We spent last Christmas at my place so M didn’t decorate much. I thought it was sad that he didn’t have a tree, and I kept seeing these ones on flickr, and then the moths snacked on my green sweater and next thing you know I was making this guy.
I sewed the rick rack on before giving it to M and he got to “decorate” the tree, pinning on the buttons and pom-poms which I then glued in place.
For the base I used a scrap from an old screen-print mandala. I inserted cardboard to make the base flatter and used a wooden knob that was kicking around the studio for the tree trunk.
This year the crazy holiday crafter struck again when I decided to make an advent calendar on November 30th. Pictures soon.
Thanks to M for these photos.
I walked by this building a lot before noticing the intricate tiles above the main windows.
Somehow they manage to be bold and subtle at the same time, and remind me of this page from the 1989 Quilt Engagement Calendar, which I kept.
The quilt is called Late Fall, by Junko Okuyama based on the Broken Dishes pattern. I just googled the artist and found that Wee Wonderfuls blogged this same quilt 3 years ago. We should start a fan club.
I made this skirt from some yardage I had in my stash, bought years ago in a thrift store. The lining fabric was also from my hoard, as was the interfacing and thread. I did have to buy the zipper – for 75 cents.

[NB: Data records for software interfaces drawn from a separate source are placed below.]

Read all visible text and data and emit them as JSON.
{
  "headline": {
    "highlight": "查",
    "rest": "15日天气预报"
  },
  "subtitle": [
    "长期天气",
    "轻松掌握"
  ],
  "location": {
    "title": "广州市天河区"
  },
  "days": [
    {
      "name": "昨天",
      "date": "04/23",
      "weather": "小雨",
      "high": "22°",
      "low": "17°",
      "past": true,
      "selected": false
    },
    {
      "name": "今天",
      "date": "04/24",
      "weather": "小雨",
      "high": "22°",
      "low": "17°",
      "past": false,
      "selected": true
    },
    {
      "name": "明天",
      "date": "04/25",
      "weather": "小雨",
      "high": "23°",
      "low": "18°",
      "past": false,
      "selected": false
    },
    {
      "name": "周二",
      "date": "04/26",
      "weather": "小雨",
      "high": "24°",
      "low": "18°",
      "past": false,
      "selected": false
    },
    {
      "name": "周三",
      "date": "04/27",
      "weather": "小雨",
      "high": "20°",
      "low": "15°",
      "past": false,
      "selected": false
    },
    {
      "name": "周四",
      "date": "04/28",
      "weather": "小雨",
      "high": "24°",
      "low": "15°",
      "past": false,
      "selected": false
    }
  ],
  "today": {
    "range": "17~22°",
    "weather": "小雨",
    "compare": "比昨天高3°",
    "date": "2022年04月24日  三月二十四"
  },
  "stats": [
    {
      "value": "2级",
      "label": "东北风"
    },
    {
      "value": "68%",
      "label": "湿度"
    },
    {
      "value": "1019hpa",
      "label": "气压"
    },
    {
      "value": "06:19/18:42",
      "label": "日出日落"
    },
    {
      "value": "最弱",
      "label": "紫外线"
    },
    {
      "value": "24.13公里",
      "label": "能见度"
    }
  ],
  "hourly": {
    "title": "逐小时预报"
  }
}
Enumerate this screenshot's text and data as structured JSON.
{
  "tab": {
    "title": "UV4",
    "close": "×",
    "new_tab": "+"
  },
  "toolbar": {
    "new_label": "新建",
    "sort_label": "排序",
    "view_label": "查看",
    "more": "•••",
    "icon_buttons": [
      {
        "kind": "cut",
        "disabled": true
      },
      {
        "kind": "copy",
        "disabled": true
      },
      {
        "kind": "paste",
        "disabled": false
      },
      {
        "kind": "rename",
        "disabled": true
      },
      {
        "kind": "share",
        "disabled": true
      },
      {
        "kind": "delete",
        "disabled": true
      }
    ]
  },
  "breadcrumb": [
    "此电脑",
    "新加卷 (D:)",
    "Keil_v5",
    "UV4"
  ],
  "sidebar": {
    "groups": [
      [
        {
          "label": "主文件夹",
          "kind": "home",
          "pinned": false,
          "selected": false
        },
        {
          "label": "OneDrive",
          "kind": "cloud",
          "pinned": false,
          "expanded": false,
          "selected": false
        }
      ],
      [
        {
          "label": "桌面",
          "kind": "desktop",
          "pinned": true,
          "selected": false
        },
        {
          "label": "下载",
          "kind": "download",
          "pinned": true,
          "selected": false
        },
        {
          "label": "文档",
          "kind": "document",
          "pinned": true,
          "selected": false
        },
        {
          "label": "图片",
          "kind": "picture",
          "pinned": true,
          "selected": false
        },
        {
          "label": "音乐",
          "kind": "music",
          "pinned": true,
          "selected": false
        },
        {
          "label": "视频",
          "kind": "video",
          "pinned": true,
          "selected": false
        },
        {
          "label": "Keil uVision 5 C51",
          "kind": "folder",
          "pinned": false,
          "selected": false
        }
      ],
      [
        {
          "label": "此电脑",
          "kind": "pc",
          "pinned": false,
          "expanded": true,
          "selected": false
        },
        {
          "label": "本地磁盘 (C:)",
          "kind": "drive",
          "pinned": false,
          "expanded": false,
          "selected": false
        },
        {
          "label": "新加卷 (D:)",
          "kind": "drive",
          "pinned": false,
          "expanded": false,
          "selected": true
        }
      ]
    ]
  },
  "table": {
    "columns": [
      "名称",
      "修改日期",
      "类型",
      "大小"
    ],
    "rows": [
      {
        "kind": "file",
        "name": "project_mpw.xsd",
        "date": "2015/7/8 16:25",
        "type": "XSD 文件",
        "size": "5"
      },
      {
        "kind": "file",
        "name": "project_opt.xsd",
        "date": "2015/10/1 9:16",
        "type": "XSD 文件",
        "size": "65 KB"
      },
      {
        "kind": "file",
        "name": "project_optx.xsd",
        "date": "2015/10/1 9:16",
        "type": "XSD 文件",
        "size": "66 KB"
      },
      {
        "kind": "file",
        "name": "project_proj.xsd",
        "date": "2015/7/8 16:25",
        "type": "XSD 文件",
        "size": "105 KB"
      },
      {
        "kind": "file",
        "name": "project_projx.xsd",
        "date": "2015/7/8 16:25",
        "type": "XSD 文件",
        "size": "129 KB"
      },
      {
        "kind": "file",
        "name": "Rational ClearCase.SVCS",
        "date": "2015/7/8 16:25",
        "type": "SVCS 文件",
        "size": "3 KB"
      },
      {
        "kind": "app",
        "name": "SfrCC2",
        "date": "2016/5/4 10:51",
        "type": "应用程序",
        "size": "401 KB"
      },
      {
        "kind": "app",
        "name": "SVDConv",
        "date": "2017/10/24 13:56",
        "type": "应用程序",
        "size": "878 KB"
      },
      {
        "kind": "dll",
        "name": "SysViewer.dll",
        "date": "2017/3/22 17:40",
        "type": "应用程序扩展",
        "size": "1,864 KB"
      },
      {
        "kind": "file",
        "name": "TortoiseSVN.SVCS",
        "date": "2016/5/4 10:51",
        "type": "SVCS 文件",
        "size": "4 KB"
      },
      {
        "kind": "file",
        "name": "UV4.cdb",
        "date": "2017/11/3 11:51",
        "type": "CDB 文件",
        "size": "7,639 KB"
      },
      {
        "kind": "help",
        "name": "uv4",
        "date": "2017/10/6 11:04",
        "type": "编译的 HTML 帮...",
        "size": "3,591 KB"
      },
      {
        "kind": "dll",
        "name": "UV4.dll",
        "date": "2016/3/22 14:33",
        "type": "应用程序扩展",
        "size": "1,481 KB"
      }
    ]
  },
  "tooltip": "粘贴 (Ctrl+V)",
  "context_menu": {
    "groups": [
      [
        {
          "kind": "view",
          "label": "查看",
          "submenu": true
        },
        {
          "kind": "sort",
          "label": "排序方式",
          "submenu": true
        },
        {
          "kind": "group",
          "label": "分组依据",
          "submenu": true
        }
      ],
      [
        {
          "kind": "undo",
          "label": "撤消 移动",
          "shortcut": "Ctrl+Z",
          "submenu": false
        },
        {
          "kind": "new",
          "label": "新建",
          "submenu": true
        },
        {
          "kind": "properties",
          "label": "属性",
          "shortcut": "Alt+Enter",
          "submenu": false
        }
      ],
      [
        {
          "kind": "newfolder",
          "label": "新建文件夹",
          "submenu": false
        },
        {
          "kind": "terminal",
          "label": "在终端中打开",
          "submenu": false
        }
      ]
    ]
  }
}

I used a Burda magazine pattern but because the panels were too large for my fabric I drafted a version with 6 smaller panels instead of 2 large. That worked out really well. I alternated the grain direction and the fabric hangs beautifully.
I can’t decide whether the skirt looks cute or like drapery. M likes it; my jury’s still out.
I made a second pair of pants with the pattern in Sew U. Green again; the softest corduroy this time.
Please forgive the prominence of my behind in this picture; I’m exceptionally proud of the buttonholes on the faux pocket flaps. And the poor lighting is due to my demanding to have a picture taken right now. (You were right, dear, there was too much glare.)
My sewing machine is a vintage Singer cabinet model from the ’40s. It’s a workhorse, and a gorgeous thing, but it only sews straight: forward and back. When I bought it (for $25) the drawers were full of extra parts, including a monstrous-looking buttonhole attachment in its box with its original manual, copyright 1946.
The thing works! It shoves the fabric side-to-side and then reverses back on itself to make the buttonhole.
It’s insane. And glorious.
This is it. This is the week when the horrible reality of moving hits home. All I want to do is write show ‘n tell posts about stuff I’m unearthing as I pack, or maybe make a little You Tube movie about how the cats are coping with the stress. Anything really. Anything to avoid packing, and packing, and packing…
But I’m a big girl and when push comes to shove I can set myself a boundary. No more blog reading. No posting this week. Got to get me to the new place and then we can have fun with the stuff when it comes OUT of the boxes.
See you on the other side!